- **Directions**
In the entries that follow, how many lines contain "time"? Answer with the number only.

··· Exercise material

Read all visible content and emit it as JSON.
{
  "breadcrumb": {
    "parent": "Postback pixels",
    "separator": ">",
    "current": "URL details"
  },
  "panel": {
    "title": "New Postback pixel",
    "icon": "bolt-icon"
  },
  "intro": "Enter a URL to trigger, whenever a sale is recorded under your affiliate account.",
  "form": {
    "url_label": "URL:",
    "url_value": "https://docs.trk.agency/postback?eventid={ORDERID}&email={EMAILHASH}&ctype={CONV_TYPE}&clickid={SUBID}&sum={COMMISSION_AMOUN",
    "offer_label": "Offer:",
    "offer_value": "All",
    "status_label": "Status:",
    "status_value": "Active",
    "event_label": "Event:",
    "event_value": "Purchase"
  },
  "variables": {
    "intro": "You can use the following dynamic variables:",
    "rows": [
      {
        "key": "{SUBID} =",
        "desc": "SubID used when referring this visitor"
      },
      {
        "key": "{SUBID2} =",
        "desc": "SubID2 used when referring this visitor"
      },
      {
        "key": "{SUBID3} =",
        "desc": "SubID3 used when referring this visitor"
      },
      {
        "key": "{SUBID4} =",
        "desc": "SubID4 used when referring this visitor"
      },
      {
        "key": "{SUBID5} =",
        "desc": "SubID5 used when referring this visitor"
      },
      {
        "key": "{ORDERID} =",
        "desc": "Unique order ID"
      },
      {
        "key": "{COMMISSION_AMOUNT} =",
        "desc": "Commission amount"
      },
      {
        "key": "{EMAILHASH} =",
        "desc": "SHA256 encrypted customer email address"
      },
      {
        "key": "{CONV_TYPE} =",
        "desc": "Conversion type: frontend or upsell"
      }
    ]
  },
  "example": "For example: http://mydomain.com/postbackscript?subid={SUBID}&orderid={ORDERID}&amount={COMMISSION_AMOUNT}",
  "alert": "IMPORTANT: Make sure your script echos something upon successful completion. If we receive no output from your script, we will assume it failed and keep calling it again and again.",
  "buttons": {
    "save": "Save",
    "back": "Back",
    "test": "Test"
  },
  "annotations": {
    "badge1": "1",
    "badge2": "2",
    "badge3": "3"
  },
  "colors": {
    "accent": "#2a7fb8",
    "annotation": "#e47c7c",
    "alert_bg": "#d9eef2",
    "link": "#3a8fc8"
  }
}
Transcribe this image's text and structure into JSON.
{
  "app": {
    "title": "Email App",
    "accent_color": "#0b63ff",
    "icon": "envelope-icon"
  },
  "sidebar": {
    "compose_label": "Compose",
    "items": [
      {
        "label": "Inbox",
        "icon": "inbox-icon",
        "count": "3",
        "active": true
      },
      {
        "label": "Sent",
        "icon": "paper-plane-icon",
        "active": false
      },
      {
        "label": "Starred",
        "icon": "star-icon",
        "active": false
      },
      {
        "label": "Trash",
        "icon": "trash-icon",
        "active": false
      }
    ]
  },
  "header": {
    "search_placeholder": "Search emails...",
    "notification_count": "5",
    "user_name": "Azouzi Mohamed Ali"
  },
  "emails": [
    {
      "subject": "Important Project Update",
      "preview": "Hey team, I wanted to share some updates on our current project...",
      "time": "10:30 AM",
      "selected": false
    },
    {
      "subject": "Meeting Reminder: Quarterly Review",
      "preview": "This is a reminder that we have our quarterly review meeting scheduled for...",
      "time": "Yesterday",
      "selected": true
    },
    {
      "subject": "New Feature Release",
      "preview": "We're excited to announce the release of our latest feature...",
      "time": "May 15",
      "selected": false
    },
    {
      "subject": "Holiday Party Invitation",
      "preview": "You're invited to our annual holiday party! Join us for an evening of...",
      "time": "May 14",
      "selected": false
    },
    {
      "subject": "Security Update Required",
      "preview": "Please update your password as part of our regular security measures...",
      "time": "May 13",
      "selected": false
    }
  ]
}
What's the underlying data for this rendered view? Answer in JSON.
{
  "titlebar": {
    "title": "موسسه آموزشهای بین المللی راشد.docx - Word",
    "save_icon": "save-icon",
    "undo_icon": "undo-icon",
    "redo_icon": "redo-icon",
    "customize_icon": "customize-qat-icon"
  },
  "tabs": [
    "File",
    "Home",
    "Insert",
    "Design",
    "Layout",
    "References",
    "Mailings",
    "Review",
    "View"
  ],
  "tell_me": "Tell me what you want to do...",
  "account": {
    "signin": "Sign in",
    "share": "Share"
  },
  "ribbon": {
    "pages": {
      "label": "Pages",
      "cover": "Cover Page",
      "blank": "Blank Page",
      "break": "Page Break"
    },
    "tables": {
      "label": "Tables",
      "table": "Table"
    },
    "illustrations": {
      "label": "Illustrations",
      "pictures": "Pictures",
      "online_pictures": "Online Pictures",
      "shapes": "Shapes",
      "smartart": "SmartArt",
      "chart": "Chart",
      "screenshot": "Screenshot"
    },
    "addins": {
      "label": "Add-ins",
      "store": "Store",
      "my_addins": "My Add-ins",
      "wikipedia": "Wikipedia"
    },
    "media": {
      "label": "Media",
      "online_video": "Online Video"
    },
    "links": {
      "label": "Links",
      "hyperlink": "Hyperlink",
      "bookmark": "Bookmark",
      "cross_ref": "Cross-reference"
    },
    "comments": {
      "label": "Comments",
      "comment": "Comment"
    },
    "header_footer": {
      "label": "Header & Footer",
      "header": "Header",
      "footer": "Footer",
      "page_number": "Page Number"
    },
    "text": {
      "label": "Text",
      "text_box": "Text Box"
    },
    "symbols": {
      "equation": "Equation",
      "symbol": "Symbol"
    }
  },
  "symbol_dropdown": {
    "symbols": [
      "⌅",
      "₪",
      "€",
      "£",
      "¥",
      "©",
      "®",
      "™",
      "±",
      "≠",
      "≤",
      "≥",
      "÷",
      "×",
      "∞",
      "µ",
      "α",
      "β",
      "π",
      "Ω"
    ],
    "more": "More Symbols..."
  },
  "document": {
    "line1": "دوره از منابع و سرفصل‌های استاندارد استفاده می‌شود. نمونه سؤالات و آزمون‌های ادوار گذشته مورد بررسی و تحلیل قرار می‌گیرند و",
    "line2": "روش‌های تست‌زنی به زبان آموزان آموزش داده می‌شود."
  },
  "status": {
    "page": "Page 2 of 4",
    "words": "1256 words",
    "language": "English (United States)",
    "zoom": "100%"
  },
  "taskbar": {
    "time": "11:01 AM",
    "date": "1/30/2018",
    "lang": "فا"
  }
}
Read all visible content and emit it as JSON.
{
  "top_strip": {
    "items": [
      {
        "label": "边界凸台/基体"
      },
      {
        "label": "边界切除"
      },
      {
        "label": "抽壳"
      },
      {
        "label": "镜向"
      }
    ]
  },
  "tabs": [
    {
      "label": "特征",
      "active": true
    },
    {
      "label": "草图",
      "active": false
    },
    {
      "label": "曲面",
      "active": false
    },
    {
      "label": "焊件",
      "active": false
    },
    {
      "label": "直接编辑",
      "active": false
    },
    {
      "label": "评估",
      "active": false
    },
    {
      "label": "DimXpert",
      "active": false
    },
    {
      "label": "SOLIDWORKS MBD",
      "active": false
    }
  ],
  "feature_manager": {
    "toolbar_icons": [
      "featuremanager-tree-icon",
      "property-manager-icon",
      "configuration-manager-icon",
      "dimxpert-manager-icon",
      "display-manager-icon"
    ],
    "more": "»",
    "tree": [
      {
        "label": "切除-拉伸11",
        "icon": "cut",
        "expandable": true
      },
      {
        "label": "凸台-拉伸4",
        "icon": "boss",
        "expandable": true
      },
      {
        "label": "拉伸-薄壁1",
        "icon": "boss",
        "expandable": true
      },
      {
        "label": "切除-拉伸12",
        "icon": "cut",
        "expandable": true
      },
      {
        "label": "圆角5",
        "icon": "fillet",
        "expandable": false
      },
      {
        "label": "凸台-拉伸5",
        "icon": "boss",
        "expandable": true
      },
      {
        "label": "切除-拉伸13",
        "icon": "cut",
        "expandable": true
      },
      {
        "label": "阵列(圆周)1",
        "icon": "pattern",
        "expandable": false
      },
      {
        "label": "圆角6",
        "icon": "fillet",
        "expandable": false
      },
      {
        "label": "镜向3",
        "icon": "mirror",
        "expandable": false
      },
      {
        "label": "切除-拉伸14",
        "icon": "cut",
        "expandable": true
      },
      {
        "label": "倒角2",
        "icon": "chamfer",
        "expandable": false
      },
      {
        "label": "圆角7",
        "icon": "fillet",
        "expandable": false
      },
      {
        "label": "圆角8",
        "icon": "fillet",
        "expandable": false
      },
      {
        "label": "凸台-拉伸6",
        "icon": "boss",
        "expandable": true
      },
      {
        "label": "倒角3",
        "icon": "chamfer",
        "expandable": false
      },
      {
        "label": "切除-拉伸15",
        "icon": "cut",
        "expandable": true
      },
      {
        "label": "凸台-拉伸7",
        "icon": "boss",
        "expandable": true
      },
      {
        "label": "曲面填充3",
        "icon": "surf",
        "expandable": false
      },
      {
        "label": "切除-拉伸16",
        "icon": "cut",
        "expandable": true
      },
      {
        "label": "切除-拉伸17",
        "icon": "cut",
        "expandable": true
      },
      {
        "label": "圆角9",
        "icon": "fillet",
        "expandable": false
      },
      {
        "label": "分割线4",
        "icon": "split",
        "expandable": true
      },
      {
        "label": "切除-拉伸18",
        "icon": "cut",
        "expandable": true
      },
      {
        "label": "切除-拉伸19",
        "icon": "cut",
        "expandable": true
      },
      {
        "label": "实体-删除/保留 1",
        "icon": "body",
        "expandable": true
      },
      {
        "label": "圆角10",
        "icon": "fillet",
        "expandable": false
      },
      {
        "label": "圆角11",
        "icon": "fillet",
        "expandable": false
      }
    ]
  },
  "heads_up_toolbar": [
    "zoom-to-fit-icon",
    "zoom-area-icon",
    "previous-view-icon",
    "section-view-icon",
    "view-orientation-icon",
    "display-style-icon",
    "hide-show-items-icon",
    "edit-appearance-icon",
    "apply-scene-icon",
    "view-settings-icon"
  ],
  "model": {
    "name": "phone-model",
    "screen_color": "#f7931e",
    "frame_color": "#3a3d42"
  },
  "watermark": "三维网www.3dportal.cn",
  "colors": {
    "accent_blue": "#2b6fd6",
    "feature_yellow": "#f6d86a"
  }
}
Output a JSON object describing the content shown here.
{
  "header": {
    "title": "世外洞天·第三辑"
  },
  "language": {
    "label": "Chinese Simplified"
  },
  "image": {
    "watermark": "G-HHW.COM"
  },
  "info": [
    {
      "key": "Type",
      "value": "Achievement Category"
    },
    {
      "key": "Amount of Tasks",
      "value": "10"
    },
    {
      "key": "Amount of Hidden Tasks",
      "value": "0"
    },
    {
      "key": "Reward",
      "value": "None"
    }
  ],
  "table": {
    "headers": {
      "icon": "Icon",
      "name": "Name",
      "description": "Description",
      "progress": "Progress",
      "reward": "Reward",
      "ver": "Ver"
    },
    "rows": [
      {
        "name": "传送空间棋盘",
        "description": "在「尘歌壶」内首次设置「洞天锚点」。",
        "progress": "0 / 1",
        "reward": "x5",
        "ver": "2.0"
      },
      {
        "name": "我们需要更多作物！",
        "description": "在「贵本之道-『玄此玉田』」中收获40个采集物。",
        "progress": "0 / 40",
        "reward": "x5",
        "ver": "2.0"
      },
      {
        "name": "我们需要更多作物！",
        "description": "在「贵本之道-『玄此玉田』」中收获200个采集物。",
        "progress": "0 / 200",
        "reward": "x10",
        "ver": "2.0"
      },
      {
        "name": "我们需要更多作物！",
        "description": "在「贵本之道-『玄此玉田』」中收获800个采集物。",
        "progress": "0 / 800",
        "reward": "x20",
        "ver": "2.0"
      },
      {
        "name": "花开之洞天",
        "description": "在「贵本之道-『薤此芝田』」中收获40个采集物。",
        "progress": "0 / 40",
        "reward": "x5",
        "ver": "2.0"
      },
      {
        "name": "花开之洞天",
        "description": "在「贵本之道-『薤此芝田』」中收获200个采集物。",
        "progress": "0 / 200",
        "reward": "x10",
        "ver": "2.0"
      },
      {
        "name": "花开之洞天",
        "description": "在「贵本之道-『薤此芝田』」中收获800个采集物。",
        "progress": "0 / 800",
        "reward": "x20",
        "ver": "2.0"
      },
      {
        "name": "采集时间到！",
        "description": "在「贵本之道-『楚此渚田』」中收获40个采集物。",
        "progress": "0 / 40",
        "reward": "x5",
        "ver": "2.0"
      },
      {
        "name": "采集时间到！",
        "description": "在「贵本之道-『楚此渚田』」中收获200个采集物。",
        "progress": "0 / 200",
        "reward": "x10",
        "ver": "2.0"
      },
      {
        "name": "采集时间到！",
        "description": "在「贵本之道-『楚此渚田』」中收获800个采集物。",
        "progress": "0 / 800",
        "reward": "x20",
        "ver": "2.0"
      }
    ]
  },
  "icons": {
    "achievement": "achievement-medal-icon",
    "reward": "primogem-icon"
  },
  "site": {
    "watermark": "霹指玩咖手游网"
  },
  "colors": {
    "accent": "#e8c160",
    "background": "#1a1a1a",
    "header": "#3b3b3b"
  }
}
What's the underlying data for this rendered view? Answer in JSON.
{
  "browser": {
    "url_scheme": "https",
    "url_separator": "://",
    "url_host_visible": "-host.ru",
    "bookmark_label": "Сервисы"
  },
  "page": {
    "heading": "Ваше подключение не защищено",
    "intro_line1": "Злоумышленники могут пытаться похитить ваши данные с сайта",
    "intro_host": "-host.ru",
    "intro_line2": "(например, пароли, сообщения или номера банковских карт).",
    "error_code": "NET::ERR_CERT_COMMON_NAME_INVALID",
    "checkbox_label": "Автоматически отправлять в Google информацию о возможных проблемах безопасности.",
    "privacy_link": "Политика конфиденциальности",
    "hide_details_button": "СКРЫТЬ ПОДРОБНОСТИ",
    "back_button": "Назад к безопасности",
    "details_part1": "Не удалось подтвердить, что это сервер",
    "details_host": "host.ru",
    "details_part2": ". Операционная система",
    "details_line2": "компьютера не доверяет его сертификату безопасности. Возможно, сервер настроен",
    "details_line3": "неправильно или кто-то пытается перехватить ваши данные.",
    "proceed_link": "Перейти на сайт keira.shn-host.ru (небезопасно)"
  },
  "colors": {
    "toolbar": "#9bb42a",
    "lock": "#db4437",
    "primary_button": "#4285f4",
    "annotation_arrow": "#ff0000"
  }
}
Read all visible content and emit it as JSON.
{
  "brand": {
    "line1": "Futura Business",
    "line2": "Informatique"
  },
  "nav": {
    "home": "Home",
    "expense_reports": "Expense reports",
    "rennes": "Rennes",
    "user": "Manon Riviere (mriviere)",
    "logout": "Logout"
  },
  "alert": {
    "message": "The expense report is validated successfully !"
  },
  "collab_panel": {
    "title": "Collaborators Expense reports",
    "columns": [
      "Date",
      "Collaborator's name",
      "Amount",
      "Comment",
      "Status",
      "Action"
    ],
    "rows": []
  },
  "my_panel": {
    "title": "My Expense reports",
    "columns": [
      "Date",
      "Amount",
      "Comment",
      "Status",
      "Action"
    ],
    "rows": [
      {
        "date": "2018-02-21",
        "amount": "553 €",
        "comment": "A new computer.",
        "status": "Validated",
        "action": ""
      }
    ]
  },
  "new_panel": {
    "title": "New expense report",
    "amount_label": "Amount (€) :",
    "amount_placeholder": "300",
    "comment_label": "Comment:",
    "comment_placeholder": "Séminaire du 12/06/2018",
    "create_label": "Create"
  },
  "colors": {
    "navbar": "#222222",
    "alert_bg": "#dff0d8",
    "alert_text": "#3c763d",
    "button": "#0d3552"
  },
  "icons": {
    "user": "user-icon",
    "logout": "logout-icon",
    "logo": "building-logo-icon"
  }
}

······

- **Exercise result**
6